Source material:
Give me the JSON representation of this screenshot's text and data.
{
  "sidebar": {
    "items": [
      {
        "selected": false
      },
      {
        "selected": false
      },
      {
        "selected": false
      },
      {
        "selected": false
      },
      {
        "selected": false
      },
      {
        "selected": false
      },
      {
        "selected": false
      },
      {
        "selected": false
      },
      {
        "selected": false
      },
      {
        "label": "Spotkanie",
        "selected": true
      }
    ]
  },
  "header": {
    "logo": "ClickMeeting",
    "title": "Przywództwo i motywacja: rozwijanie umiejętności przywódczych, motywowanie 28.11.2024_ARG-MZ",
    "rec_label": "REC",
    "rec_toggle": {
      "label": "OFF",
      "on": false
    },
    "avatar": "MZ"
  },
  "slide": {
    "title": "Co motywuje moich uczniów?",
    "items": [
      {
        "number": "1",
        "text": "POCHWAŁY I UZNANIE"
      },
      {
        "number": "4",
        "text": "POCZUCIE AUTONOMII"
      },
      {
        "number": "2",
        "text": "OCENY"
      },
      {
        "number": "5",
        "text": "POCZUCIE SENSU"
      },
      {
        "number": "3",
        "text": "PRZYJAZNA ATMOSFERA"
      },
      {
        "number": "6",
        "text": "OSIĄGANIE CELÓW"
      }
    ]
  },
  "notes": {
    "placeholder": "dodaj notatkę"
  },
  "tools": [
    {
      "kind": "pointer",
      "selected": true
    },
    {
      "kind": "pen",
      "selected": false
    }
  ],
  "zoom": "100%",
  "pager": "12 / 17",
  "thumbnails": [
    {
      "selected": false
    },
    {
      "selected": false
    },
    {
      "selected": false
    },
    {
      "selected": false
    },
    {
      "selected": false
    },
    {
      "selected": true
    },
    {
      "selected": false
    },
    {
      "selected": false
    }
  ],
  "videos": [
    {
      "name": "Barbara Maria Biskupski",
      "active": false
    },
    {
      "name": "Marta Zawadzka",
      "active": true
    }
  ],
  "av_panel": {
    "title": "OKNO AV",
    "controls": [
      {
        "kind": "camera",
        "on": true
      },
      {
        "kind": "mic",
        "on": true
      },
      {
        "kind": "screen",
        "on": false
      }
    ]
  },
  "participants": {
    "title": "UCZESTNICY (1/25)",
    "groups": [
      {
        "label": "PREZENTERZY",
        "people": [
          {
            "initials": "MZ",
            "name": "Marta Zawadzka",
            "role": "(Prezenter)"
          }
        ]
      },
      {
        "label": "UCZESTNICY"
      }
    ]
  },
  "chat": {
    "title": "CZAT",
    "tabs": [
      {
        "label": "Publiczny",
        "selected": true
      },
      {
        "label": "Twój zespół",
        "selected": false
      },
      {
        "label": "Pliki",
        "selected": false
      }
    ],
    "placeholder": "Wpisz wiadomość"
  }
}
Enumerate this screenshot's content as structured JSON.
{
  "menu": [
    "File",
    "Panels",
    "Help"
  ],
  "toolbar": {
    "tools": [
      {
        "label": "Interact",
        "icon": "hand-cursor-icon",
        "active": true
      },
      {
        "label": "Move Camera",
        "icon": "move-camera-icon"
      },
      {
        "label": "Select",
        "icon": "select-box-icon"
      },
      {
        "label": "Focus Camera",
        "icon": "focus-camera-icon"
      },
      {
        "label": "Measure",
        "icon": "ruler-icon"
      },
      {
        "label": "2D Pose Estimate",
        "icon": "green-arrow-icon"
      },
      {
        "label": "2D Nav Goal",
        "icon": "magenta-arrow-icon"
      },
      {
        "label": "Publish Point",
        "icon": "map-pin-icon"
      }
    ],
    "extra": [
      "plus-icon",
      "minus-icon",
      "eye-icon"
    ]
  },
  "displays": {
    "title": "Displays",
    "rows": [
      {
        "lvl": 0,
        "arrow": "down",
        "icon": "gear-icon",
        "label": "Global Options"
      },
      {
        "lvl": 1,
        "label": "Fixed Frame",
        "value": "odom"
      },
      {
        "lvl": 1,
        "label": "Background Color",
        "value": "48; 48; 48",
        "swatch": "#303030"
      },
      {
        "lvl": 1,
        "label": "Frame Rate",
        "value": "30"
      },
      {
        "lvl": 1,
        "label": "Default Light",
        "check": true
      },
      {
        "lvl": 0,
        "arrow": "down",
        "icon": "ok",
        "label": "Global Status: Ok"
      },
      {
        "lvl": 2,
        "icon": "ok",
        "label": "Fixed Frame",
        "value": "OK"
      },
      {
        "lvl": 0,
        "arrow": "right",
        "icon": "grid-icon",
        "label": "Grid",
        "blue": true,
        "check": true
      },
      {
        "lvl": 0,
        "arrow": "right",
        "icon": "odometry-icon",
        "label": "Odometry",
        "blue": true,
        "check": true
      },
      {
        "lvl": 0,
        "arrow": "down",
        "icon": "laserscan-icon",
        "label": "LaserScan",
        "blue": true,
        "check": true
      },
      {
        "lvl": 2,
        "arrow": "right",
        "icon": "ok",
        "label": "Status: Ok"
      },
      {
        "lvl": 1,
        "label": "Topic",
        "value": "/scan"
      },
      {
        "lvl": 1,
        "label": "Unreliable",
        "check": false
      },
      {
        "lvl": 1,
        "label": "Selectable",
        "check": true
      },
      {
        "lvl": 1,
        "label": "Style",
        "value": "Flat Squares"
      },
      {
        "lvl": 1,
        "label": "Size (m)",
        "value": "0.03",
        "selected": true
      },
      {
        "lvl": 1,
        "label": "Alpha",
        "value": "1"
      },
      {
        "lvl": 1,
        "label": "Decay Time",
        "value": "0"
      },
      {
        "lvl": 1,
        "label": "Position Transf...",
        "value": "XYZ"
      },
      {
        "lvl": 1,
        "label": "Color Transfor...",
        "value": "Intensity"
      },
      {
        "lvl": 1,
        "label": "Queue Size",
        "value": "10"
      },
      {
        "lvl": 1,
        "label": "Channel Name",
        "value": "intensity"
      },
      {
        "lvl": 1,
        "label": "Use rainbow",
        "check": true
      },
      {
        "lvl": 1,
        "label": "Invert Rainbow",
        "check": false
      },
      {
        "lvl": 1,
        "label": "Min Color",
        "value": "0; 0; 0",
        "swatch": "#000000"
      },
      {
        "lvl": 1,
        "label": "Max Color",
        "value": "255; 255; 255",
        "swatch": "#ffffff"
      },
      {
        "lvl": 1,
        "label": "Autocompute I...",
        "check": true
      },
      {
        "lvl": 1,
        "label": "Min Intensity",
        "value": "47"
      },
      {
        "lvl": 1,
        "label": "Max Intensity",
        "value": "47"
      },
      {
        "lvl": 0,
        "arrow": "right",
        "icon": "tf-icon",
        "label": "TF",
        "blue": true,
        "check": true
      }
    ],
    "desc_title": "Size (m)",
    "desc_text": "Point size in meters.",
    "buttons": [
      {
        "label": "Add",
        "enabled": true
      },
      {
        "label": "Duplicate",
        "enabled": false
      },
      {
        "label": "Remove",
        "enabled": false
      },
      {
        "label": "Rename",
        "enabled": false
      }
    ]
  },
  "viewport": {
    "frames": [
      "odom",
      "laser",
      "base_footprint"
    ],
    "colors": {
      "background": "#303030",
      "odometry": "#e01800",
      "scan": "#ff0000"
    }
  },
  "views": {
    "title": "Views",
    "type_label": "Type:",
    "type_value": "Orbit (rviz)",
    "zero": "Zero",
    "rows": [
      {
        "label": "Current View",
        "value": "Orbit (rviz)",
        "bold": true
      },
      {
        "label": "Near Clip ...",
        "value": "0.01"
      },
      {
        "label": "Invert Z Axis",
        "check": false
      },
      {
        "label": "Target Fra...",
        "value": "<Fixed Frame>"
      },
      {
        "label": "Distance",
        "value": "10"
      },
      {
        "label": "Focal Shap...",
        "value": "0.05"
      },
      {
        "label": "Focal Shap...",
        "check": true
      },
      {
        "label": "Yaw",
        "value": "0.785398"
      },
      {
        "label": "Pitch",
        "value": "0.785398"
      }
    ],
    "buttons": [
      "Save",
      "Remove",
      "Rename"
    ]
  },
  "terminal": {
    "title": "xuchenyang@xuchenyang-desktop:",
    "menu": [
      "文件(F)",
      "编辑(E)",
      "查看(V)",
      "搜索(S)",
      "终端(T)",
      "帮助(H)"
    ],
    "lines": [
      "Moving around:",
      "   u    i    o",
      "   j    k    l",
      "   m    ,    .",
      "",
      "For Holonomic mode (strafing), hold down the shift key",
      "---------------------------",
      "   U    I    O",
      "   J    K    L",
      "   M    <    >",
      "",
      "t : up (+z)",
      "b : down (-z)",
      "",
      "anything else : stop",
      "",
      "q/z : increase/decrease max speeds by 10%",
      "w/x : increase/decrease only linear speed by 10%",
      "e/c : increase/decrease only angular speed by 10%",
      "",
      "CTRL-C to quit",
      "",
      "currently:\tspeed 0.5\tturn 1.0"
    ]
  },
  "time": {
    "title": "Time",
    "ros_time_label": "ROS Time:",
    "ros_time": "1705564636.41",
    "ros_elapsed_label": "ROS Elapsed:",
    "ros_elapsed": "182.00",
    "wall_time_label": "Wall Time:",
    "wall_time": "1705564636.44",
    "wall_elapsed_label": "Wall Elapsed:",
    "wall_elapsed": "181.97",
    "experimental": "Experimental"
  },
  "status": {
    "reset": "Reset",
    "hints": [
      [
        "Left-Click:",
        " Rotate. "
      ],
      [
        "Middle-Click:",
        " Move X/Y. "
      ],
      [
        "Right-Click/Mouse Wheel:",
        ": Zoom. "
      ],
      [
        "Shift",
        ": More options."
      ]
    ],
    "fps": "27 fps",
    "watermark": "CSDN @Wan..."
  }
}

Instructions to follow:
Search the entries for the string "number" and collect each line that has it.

Written answer:
        "number": "1",
        "number": "4",
        "number": "2",
        "number": "5",
        "number": "3",
        "number": "6",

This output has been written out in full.